>>>>

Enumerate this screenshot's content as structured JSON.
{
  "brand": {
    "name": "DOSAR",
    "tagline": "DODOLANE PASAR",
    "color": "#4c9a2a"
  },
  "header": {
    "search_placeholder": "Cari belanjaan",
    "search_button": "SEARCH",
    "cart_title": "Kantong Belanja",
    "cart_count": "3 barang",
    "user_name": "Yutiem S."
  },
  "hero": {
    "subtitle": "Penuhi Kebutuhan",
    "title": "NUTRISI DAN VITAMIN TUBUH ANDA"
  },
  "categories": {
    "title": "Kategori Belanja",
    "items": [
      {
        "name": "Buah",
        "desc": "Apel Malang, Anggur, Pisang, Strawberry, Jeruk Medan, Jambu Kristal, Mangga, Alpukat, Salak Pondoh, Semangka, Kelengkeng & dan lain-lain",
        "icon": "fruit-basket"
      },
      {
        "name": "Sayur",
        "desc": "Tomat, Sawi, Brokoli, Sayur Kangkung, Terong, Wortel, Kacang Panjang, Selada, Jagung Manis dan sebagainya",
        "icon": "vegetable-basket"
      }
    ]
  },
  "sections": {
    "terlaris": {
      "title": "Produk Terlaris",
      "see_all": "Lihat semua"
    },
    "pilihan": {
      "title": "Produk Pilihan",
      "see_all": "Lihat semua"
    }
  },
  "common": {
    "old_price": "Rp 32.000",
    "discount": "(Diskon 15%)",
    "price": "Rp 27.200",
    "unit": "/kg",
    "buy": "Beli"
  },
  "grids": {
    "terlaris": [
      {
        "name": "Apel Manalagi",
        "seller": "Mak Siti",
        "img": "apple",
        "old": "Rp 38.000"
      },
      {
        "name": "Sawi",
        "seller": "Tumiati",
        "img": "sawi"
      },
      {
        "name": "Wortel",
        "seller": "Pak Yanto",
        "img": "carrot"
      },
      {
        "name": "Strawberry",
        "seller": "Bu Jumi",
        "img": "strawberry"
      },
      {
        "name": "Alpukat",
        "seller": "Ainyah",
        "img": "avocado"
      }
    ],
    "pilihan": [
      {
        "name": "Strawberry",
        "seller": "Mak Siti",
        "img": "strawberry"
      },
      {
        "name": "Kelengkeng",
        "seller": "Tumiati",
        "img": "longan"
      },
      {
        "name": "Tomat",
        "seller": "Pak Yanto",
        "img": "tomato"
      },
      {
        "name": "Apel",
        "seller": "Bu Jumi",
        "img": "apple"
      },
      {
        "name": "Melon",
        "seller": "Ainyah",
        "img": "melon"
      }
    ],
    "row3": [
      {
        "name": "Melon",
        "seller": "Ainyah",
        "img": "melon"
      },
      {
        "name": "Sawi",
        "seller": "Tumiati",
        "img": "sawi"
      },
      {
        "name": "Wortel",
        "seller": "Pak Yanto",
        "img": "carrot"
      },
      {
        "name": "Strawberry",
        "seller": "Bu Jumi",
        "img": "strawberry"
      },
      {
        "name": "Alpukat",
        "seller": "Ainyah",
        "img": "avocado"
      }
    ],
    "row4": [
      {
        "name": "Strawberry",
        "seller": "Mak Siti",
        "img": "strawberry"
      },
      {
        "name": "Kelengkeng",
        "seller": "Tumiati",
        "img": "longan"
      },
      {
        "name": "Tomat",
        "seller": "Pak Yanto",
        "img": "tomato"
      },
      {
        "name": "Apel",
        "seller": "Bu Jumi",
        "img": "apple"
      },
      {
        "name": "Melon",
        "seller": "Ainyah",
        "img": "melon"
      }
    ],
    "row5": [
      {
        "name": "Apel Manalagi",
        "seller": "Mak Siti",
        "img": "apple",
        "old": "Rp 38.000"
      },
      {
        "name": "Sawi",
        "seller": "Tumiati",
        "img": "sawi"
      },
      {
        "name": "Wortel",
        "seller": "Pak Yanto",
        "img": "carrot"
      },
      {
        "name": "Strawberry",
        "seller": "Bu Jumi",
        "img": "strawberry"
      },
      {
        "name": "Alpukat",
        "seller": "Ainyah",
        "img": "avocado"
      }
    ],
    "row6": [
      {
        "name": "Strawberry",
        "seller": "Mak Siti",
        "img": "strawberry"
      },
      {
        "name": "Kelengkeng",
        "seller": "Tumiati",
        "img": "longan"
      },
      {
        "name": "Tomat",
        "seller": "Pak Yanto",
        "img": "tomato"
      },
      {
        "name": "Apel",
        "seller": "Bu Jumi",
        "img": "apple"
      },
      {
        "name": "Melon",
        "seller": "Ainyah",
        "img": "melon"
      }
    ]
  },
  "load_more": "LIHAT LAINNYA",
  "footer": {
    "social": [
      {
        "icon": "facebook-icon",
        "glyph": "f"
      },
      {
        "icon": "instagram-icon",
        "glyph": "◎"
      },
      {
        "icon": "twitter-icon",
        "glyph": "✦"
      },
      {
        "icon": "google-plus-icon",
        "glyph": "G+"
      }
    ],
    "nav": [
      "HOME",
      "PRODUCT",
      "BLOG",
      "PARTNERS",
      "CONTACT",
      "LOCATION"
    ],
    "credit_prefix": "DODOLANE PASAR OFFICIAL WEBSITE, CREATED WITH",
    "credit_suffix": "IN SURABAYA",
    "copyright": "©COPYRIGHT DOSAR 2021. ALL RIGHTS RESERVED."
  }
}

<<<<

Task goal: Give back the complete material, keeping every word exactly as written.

Solution:
Enumerate this screenshot's content as structured JSON.
{
  "brand": {
    "name": "DOSAR",
    "tagline": "DODOLANE PASAR",
    "color": "#4c9a2a"
  },
  "header": {
    "search_placeholder": "Cari belanjaan",
    "search_button": "SEARCH",
    "cart_title": "Kantong Belanja",
    "cart_count": "3 barang",
    "user_name": "Yutiem S."
  },
  "hero": {
    "subtitle": "Penuhi Kebutuhan",
    "title": "NUTRISI DAN VITAMIN TUBUH ANDA"
  },
  "categories": {
    "title": "Kategori Belanja",
    "items": [
      {
        "name": "Buah",
        "desc": "Apel Malang, Anggur, Pisang, Strawberry, Jeruk Medan, Jambu Kristal, Mangga, Alpukat, Salak Pondoh, Semangka, Kelengkeng & dan lain-lain",
        "icon": "fruit-basket"
      },
      {
        "name": "Sayur",
        "desc": "Tomat, Sawi, Brokoli, Sayur Kangkung, Terong, Wortel, Kacang Panjang, Selada, Jagung Manis dan sebagainya",
        "icon": "vegetable-basket"
      }
    ]
  },
  "sections": {
    "terlaris": {
      "title": "Produk Terlaris",
      "see_all": "Lihat semua"
    },
    "pilihan": {
      "title": "Produk Pilihan",
      "see_all": "Lihat semua"
    }
  },
  "common": {
    "old_price": "Rp 32.000",
    "discount": "(Diskon 15%)",
    "price": "Rp 27.200",
    "unit": "/kg",
    "buy": "Beli"
  },
  "grids": {
    "terlaris": [
      {
        "name": "Apel Manalagi",
        "seller": "Mak Siti",
        "img": "apple",
        "old": "Rp 38.000"
      },
      {
        "name": "Sawi",
        "seller": "Tumiati",
        "img": "sawi"
      },
      {
        "name": "Wortel",
        "seller": "Pak Yanto",
        "img": "carrot"
      },
      {
        "name": "Strawberry",
        "seller": "Bu Jumi",
        "img": "strawberry"
      },
      {
        "name": "Alpukat",
        "seller": "Ainyah",
        "img": "avocado"
      }
    ],
    "pilihan": [
      {
        "name": "Strawberry",
        "seller": "Mak Siti",
        "img": "strawberry"
      },
      {
        "name": "Kelengkeng",
        "seller": "Tumiati",
        "img": "longan"
      },
      {
        "name": "Tomat",
        "seller": "Pak Yanto",
        "img": "tomato"
      },
      {
        "name": "Apel",
        "seller": "Bu Jumi",
        "img": "apple"
      },
      {
        "name": "Melon",
        "seller": "Ainyah",
        "img": "melon"
      }
    ],
    "row3": [
      {
        "name": "Melon",
        "seller": "Ainyah",
        "img": "melon"
      },
      {
        "name": "Sawi",
        "seller": "Tumiati",
        "img": "sawi"
      },
      {
        "name": "Wortel",
        "seller": "Pak Yanto",
        "img": "carrot"
      },
      {
        "name": "Strawberry",
        "seller": "Bu Jumi",
        "img": "strawberry"
      },
      {
        "name": "Alpukat",
        "seller": "Ainyah",
        "img": "avocado"
      }
    ],
    "row4": [
      {
        "name": "Strawberry",
        "seller": "Mak Siti",
        "img": "strawberry"
      },
      {
        "name": "Kelengkeng",
        "seller": "Tumiati",
        "img": "longan"
      },
      {
        "name": "Tomat",
        "seller": "Pak Yanto",
        "img": "tomato"
      },
      {
        "name": "Apel",
        "seller": "Bu Jumi",
        "img": "apple"
      },
      {
        "name": "Melon",
        "seller": "Ainyah",
        "img": "melon"
      }
    ],
    "row5": [
      {
        "name": "Apel Manalagi",
        "seller": "Mak Siti",
        "img": "apple",
        "old": "Rp 38.000"
      },
      {
        "name": "Sawi",
        "seller": "Tumiati",
        "img": "sawi"
      },
      {
        "name": "Wortel",
        "seller": "Pak Yanto",
        "img": "carrot"
      },
      {
        "name": "Strawberry",
        "seller": "Bu Jumi",
        "img": "strawberry"
      },
      {
        "name": "Alpukat",
        "seller": "Ainyah",
        "img": "avocado"
      }
    ],
    "row6": [
      {
        "name": "Strawberry",
        "seller": "Mak Siti",
        "img": "strawberry"
      },
      {
        "name": "Kelengkeng",
        "seller": "Tumiati",
        "img": "longan"
      },
      {
        "name": "Tomat",
        "seller": "Pak Yanto",
        "img": "tomato"
      },
      {
        "name": "Apel",
        "seller": "Bu Jumi",
        "img": "apple"
      },
      {
        "name": "Melon",
        "seller": "Ainyah",
        "img": "melon"
      }
    ]
  },
  "load_more": "LIHAT LAINNYA",
  "footer": {
    "social": [
      {
        "icon": "facebook-icon",
        "glyph": "f"
      },
      {
        "icon": "instagram-icon",
        "glyph": "◎"
      },
      {
        "icon": "twitter-icon",
        "glyph": "✦"
      },
      {
        "icon": "google-plus-icon",
        "glyph": "G+"
      }
    ],
    "nav": [
      "HOME",
      "PRODUCT",
      "BLOG",
      "PARTNERS",
      "CONTACT",
      "LOCATION"
    ],
    "credit_prefix": "DODOLANE PASAR OFFICIAL WEBSITE, CREATED WITH",
    "credit_suffix": "IN SURABAYA",
    "copyright": "©COPYRIGHT DOSAR 2021. ALL RIGHTS RESERVED."
  }
}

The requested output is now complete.